This is the first of three consecutive Utility Information Pipelines publishing the results of the 2019 Utility Fee Survey. The other two installments will be published on October 15 and 29.

Demographics of survey respondents

135 utilities (a 14.4% increase from 2017), representing 22 states (a 15.8% increase from 2017), ranging in size from 89 to 539,000 active accounts participated in the survey. Click on the links below to see charts of the various demographic data:

Tap fees and impact fees

The survey started with water and sewer tap and impact fees. There are some key distinctions to bear in mind when comparing tap and impact fees.

Tap fees should recover the cost of making the actual water or sewer tap. This includes direct costs such as labor, materials, and vehicle use as well as any indirect costs associated with completing the tap. Tap fees are classified as operating revenues.

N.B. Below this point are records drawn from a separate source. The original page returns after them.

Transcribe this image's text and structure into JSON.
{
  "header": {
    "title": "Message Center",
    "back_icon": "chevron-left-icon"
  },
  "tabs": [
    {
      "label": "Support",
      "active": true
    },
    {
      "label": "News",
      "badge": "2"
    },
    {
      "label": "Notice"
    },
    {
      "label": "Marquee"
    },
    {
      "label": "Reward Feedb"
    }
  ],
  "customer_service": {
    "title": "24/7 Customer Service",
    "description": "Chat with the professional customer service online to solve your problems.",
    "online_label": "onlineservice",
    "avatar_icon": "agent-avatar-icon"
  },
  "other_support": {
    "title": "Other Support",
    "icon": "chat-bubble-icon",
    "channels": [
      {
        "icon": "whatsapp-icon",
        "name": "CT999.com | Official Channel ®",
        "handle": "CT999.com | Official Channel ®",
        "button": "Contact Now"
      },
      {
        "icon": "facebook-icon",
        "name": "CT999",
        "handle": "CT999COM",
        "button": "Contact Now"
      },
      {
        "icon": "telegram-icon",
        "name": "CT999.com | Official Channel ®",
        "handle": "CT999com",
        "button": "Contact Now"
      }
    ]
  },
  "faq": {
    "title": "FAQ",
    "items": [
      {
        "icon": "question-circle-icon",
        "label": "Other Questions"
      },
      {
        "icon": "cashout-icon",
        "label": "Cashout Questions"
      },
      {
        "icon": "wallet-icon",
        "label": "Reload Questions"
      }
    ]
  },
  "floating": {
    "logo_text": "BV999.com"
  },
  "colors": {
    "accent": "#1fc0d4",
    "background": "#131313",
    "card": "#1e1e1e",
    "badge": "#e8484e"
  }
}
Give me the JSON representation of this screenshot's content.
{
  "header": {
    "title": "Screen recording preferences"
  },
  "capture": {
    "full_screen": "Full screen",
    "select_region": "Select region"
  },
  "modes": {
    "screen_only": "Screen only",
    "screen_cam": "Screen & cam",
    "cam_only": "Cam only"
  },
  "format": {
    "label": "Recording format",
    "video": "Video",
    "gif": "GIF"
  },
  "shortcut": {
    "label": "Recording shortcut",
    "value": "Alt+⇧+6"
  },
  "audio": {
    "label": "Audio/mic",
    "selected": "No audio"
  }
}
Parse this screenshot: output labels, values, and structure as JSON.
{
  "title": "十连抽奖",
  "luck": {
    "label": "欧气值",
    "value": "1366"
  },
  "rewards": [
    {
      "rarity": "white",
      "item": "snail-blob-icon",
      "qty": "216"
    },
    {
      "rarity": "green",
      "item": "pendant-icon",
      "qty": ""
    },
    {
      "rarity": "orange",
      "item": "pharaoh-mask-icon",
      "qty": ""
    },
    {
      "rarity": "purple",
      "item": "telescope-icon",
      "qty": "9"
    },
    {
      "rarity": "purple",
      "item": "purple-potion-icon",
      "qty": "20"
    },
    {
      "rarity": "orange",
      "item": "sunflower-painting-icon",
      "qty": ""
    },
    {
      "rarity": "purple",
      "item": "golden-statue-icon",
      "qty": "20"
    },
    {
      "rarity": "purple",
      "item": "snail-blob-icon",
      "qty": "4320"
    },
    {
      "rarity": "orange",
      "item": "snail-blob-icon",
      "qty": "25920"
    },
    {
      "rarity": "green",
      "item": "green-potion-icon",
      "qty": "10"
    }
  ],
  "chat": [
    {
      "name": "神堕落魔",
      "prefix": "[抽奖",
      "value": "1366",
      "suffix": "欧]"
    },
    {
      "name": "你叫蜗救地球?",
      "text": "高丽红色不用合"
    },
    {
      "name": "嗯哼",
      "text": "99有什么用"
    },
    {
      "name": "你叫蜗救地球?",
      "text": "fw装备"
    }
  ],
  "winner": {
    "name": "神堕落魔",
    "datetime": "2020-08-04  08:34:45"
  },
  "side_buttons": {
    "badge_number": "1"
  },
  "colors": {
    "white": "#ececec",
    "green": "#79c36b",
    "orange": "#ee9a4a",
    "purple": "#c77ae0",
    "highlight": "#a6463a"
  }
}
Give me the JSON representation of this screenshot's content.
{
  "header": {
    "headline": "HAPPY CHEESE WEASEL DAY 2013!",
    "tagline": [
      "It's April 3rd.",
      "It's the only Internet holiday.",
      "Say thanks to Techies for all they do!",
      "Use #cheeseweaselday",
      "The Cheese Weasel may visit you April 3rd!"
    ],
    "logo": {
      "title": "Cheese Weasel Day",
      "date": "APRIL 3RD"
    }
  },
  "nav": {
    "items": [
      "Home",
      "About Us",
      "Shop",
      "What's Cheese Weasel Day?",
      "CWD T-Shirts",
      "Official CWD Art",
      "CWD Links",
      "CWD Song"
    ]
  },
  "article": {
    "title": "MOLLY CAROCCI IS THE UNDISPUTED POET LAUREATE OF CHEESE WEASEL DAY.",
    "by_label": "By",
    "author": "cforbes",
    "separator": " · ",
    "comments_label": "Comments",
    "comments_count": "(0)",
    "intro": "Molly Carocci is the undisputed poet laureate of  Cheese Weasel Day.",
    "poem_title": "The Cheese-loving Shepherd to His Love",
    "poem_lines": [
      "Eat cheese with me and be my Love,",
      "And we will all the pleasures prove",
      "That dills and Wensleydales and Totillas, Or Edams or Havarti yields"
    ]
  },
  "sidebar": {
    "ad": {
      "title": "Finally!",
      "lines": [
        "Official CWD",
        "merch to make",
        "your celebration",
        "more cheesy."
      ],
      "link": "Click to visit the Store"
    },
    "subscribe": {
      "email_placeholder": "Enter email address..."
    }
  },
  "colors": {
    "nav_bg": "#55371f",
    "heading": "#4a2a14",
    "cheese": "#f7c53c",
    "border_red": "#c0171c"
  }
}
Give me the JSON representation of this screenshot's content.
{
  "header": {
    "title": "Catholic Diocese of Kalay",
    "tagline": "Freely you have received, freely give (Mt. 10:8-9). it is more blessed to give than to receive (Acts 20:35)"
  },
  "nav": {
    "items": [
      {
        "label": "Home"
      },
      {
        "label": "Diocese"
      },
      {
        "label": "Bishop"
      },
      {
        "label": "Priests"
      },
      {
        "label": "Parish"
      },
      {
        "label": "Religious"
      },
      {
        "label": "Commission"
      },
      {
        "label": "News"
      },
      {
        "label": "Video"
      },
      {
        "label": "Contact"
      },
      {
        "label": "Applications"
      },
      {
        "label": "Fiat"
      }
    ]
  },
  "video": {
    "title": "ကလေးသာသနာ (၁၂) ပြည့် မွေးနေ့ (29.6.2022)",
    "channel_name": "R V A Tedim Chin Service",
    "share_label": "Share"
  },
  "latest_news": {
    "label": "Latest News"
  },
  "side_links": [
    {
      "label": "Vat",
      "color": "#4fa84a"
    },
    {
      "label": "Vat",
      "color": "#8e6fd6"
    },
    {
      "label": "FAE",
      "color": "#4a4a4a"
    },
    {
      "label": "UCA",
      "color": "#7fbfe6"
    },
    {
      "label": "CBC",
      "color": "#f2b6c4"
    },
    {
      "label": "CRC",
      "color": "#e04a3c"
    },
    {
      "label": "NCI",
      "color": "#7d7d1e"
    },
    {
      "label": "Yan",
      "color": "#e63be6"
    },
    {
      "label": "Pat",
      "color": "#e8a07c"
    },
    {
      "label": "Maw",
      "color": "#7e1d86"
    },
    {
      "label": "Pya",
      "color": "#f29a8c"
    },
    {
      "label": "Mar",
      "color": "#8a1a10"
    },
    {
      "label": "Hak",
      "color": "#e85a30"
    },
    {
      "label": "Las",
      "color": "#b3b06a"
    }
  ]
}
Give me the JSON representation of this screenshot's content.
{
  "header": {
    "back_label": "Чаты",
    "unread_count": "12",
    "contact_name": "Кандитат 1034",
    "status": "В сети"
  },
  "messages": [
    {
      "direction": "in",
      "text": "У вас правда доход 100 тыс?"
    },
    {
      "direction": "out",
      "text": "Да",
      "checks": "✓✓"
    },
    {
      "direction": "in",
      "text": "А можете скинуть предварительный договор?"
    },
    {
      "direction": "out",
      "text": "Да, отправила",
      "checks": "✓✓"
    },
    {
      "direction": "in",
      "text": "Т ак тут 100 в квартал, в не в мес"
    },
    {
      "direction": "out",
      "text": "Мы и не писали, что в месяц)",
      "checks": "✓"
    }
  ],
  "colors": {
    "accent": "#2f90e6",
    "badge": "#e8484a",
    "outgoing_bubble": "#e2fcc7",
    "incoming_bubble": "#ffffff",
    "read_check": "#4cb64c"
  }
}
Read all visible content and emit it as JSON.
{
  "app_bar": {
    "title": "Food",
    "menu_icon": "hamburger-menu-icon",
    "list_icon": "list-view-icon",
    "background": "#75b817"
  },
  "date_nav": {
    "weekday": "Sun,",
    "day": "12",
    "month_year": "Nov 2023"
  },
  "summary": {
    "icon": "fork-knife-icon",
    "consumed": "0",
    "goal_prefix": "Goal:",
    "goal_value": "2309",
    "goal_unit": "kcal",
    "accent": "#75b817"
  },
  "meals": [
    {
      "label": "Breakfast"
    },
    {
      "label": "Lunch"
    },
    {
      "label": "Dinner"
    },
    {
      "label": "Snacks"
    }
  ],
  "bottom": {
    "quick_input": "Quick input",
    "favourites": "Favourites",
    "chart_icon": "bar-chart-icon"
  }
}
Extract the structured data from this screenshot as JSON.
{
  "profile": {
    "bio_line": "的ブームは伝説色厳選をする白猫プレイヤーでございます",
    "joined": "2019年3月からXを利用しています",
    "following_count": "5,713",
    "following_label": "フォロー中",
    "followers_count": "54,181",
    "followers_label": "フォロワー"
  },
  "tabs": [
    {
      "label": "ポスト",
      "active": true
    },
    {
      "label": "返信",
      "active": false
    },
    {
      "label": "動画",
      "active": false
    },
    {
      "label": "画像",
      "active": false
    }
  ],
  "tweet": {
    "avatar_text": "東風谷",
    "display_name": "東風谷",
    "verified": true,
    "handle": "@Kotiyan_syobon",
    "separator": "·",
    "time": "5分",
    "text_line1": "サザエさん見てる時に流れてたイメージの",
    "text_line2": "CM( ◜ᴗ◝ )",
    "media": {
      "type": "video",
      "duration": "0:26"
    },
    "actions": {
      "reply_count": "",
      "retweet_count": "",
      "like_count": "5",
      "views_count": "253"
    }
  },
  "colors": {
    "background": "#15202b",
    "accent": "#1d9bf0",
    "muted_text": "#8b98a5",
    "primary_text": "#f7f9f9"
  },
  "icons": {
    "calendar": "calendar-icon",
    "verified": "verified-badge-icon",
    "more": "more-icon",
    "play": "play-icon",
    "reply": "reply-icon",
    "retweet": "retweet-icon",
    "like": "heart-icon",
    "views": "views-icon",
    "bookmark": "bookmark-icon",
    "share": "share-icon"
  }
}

Impact fees, sometimes called availability fees or system development charges, are designed to cover the incremental capital cost of adding an additional user to the water or sewer system. Impact fees are classified as non-operating revenues.

For utilities charging an impact fee based on number of bedrooms, monthly or daily usage, square footage, or lot size, I assumed three bedrooms or 3,000 gallons per month or 1700 square feet or one-quarter of an acre.

Residential water tap fees charged by utilities responding to the survey range from $150.00 to $10,925.00 as shown below (clicking on the any of the graphics will open a larger image in a new window):

One other utility charges based on the time and materials cost incurred for a residential water tap at actual cost.

Utilities responding to the survey charge residential sewer tap fees ranging from $75.00 to $6,300.00 as depicted by this graph:

One additional utility charges the actual time and materials cost incurred for a residential sewer tap.

Residential water impact fees charged by utilities responding to the survey range from $11.60 to $4,000.00 as shown in this graph:

One additional utility charges water impact fees to commercial customers based on the type of business.

Utilities responding to the survey charge residential sewer impact fees ranging from $50.00 to $5,540.00 as shown here:

One additional utility charges sewer impact fees to commercial customers based on the type of business.

Upcoming issues

 

Part II – October 15, 2019

The next issue will deal with delinquent account fees and policies, including late fees, cut-off fees, and after-hours reconnect fees.

Part III – October 29, 2019

The final survey results issue showcases any remaining fees, including application, returned check, meter reread, meter tampering, and convenience fees.

A special offer

I’m offering a special offer to the first five Utility Information Pipeline readers who respond. If you are one of the first five to respond, I will conduct a personalized fee consultation for one-third off the regular price. That’s $1,000 rather than the usual $1,500 price for this service!

I will review your utility’s current fee schedule and conduct an in-depth phone assessment to learn more about your fees. You will receive a presentation quality document illustrating how your fees compare with other utilities. Also included will be my recommendations for revising any existing fees and suggestions of new fees you should consider charging.

If you are interested in this special offer, please contact me by calling 919-673-4050 or e-mailing me at gsanders@edmundsgovtech.com. Remember, the special discount offer is only available to the first five people who respond!